This Sunday, my sister-in-law invited me to join her at a mindfulness retreat. It was offered through her work as part of a stress reduction series and participants could bring a family member to this retreat at the beautiful SF Zen Center’s Green Gulch Farm. The day was rainy and overcast, and as we made the drive to the Marin headlands, I was a little wary of what to expect.
We began with awareness raising where we paired up and took turns asking our partner what we were aware of in that moment. We repeated the exercise several times for one minute and it was fascinating to discover just how quickly our minds wander from one thought to the next. Little did I know that would be the last few words I would speak for the next five hours. Our teacher lead us through a day of silence, doing yoga stretches, body scans, guided meditation, mindful walks and more.
We ate lunch in silence and it was amazing how that heightened the other senses. The crunch of the bread, the saltiness of the olives in my salad, the aroma of the freshly brewed rose hip tea… We practiced mindful eating which was a treat - most of my meals are eaten in front of a computer or television.
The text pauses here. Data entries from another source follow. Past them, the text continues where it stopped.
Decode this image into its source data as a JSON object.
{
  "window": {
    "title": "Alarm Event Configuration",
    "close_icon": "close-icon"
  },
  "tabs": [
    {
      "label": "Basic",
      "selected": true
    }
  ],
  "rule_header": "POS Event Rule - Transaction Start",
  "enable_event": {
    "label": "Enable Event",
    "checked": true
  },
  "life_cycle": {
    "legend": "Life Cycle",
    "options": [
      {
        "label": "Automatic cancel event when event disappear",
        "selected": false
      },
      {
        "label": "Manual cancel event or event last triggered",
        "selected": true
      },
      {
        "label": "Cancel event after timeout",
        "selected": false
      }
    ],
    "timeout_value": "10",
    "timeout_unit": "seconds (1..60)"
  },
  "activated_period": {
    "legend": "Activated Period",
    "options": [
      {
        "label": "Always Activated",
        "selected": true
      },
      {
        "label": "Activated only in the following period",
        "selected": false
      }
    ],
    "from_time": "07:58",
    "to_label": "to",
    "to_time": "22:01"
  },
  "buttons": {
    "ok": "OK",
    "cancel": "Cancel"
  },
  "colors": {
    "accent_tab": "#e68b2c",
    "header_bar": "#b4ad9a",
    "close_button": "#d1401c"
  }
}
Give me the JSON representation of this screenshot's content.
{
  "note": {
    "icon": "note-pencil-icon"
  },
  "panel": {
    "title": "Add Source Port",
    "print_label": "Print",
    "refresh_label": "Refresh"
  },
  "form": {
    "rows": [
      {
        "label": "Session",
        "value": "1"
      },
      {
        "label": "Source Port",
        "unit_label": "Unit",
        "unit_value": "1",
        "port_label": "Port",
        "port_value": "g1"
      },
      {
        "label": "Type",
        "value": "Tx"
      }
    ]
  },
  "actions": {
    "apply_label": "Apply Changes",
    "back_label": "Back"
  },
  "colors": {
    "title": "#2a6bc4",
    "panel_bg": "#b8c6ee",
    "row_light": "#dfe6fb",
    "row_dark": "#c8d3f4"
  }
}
It felt like a luxury to eat in silence, to roll the food around in my mouth, to feel the texture of it on my tongue, to chew it thoroughly before swallowing.
We took a mindful walk where we invited a frustration or difficulty to join us and we learned to accept and to tolerate its presence, while being in the moment and realizing that it is a wonderful moment. Thankfully, after that, we did a gratitude walk. Again, we walked through the beautiful gardens mindfully and would pause to think of something for which we were grateful. So many images and feelings rushed in that it almost felt overwhelming, but in the very best way. At the end of the day, we practiced the awareness exercise again and it was interesting how our minds wandered so much less from the present moment than it did when we began the journey that morning.
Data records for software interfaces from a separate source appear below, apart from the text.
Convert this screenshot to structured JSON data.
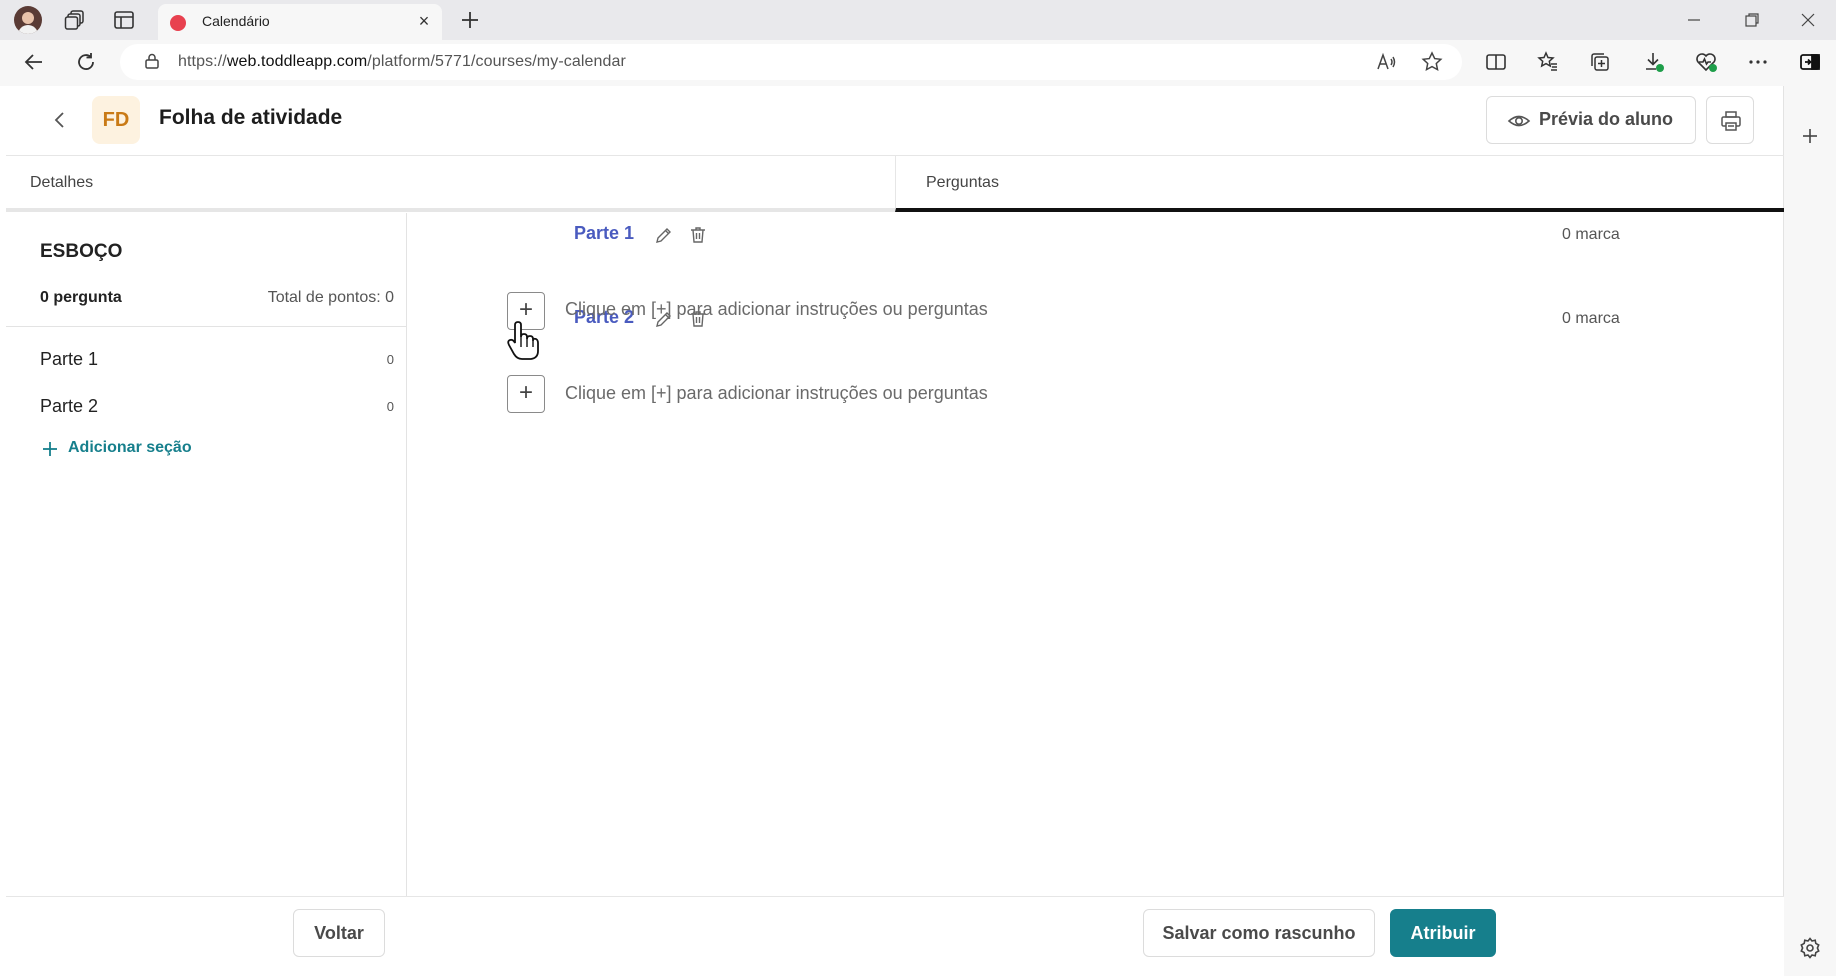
{
  "browser": {
    "tab_title": "Calendário",
    "url_prefix": "https://",
    "url_domain": "web.toddleapp.com",
    "url_path": "/platform/5771/courses/my-calendar"
  },
  "header": {
    "avatar_initials": "FD",
    "title": "Folha de atividade",
    "preview_label": "Prévia do aluno"
  },
  "tabs": [
    {
      "label": "Detalhes"
    },
    {
      "label": "Perguntas"
    }
  ],
  "sidebar": {
    "heading": "ESBOÇO",
    "question_count": "0 pergunta",
    "total_points": "Total de pontos: 0",
    "sections": [
      {
        "label": "Parte 1",
        "points": "0"
      },
      {
        "label": "Parte 2",
        "points": "0"
      }
    ],
    "add_section_label": "Adicionar seção"
  },
  "main": {
    "parts": [
      {
        "name": "Parte 1",
        "marks": "0 marca",
        "hint": "Clique em [+] para adicionar instruções ou perguntas"
      },
      {
        "name": "Parte 2",
        "marks": "0 marca",
        "hint": "Clique em [+] para adicionar instruções ou perguntas"
      }
    ]
  },
  "footer": {
    "back_label": "Voltar",
    "save_draft_label": "Salvar como rascunho",
    "assign_label": "Atribuir"
  },
  "colors": {
    "accent": "#167f8c",
    "part_title": "#4a5bbf",
    "avatar_bg": "#fdf2e0",
    "avatar_text": "#c97a16"
  }
}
Living with diabetes is not easy, yet to learn to live in the present moment, to embrace it as a wonderful moment can bring peace, serenity, and happiness.